If you’re reading this, you’re probably one of eight million people who dream of there being a sanctuary in the Arctic. And a year ago, you quite likely had a good feeling when you discovered that your voice, combined with others’, really works. By joining together we managed to force one of the biggest oil companies in the world to abandon the Arctic. Shell had millions of dollars and a host of lawyers but we had the passion of millions of people.

There are 18 days left before the OSPAR commission decides whether or not to protect a small piece of the Arctic. These international waters should be part of the heritage that belongs to the world, not to oil companies or fishing industries. Before our very eyes we can see how climate change is opening up a new ocean, which is still the least protected on the planet. If we can save this area of the Arctic, approximately 226,150 km2 will be protected. That’s right, only 10% of the Arctic will be safeguarded – but it’s a great start.

Unfortunately, Denmark, Norway and Iceland are blocking the whole process. They don’t want the OSPAR Commission to make a decision on protecting this area of the Arctic during the meeting that starts on the 20th of June (in Tenerife, Spain). Despite being in international waters that do not belong to these three countries, and the fact the OSPAR Commission has the legal authority to protect the area, and even though the countries that form part of the Commission have acknowledged its environmental value, it’s quite possible that in 18 days’ time the proposal turns into a worthless scrap of paper. Will the members of the OSPAR, who have the obligation to protect the marine environment, give way to the interests of just a few?
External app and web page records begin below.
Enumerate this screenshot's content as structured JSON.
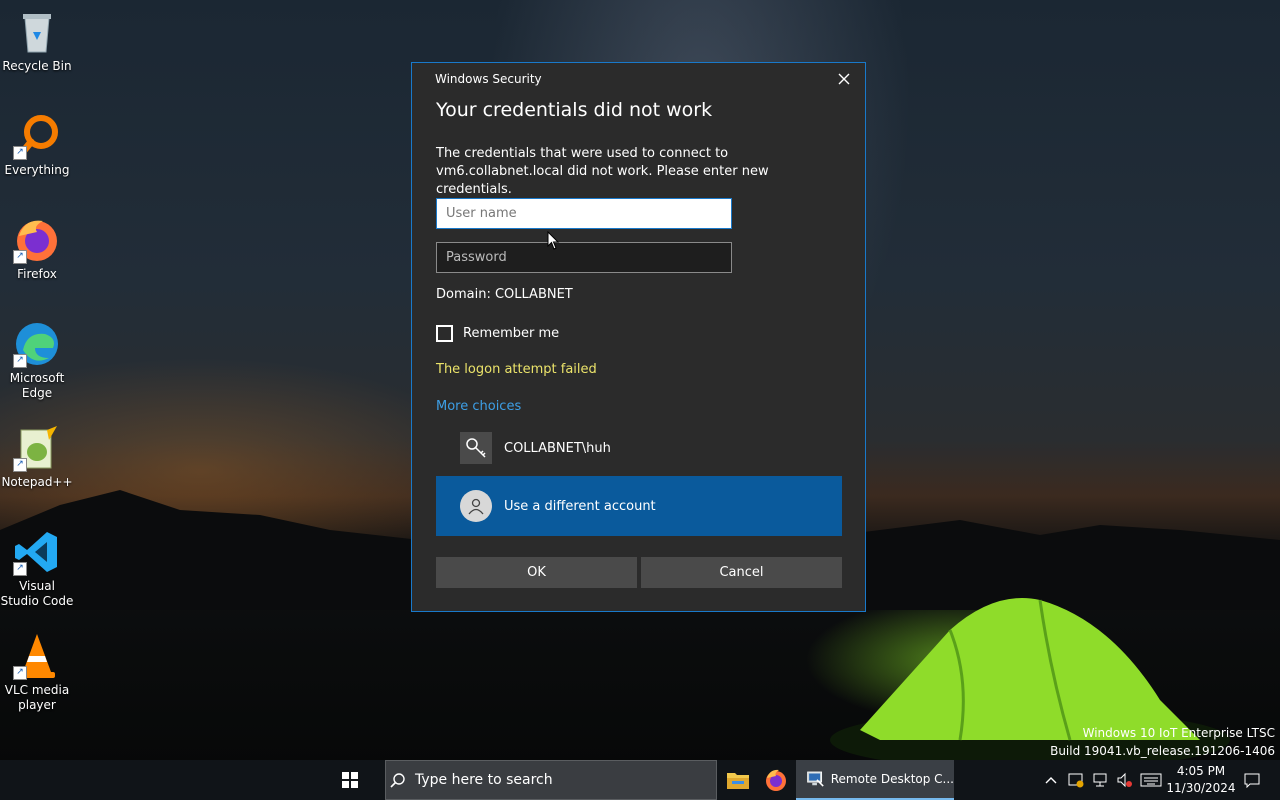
{
  "desktop": {
    "icons": [
      {
        "label": "Recycle Bin"
      },
      {
        "label": "Everything"
      },
      {
        "label": "Firefox"
      },
      {
        "label": "Microsoft Edge"
      },
      {
        "label": "Notepad++"
      },
      {
        "label": "Visual Studio Code"
      },
      {
        "label": "VLC media player"
      }
    ]
  },
  "dialog": {
    "caption": "Windows Security",
    "title": "Your credentials did not work",
    "message": "The credentials that were used to connect to vm6.collabnet.local did not work. Please enter new credentials.",
    "username_placeholder": "User name",
    "password_placeholder": "Password",
    "domain": "Domain: COLLABNET",
    "remember_label": "Remember me",
    "error": "The logon attempt failed",
    "more_choices": "More choices",
    "saved_account": "COLLABNET\\huh",
    "different_account": "Use a different account",
    "ok_label": "OK",
    "cancel_label": "Cancel"
  },
  "watermark": {
    "line1": "Windows 10 IoT Enterprise LTSC",
    "line2": "Build 19041.vb_release.191206-1406"
  },
  "taskbar": {
    "search_placeholder": "Type here to search",
    "rdp_label": "Remote Desktop C...",
    "time": "4:05 PM",
    "date": "11/30/2024"
  },
  "colors": {
    "accent": "#0a5a9c",
    "error": "#ebe36a",
    "link": "#3d9fe6"
  }
}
A Walrus in Svalbard © Rasmus Törnqvist / Greenpeace

A Virtual Reality video team joined the Greenpeace ship the Arctic Sunrise on a trip to Svalbard to document the rapidly changing Arctic.
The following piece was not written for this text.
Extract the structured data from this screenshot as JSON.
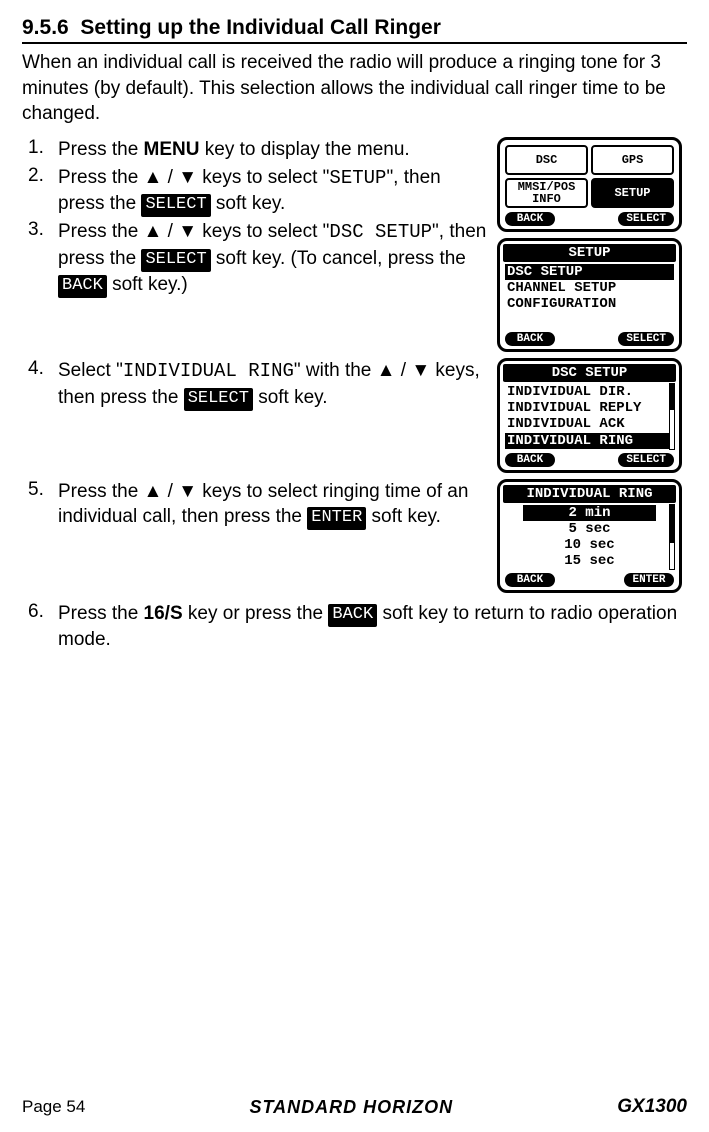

We need you. Now is the time to raise your voice to ask for the protection of the Arctic. With you, we’ll reach the Arctic to claim its protection. You know why the Arctic is so important, because everything that happens in the Arctic affects us all, even if we are thousands of kilometres away. The whole planet suffers the consequences of a vulnerable Arctic.

Add your voice; tell politicians why it is worth protecting the Arctic. We are 18 days away from a decision that could mark the real beginning of the Arctic Sanctuary. What is your reason for protecting the Arctic? Write it here and we’ll make sure it reaches the Arctic.

Pilar Marcos is an Arctic Campaigner for Greenpeace Spain.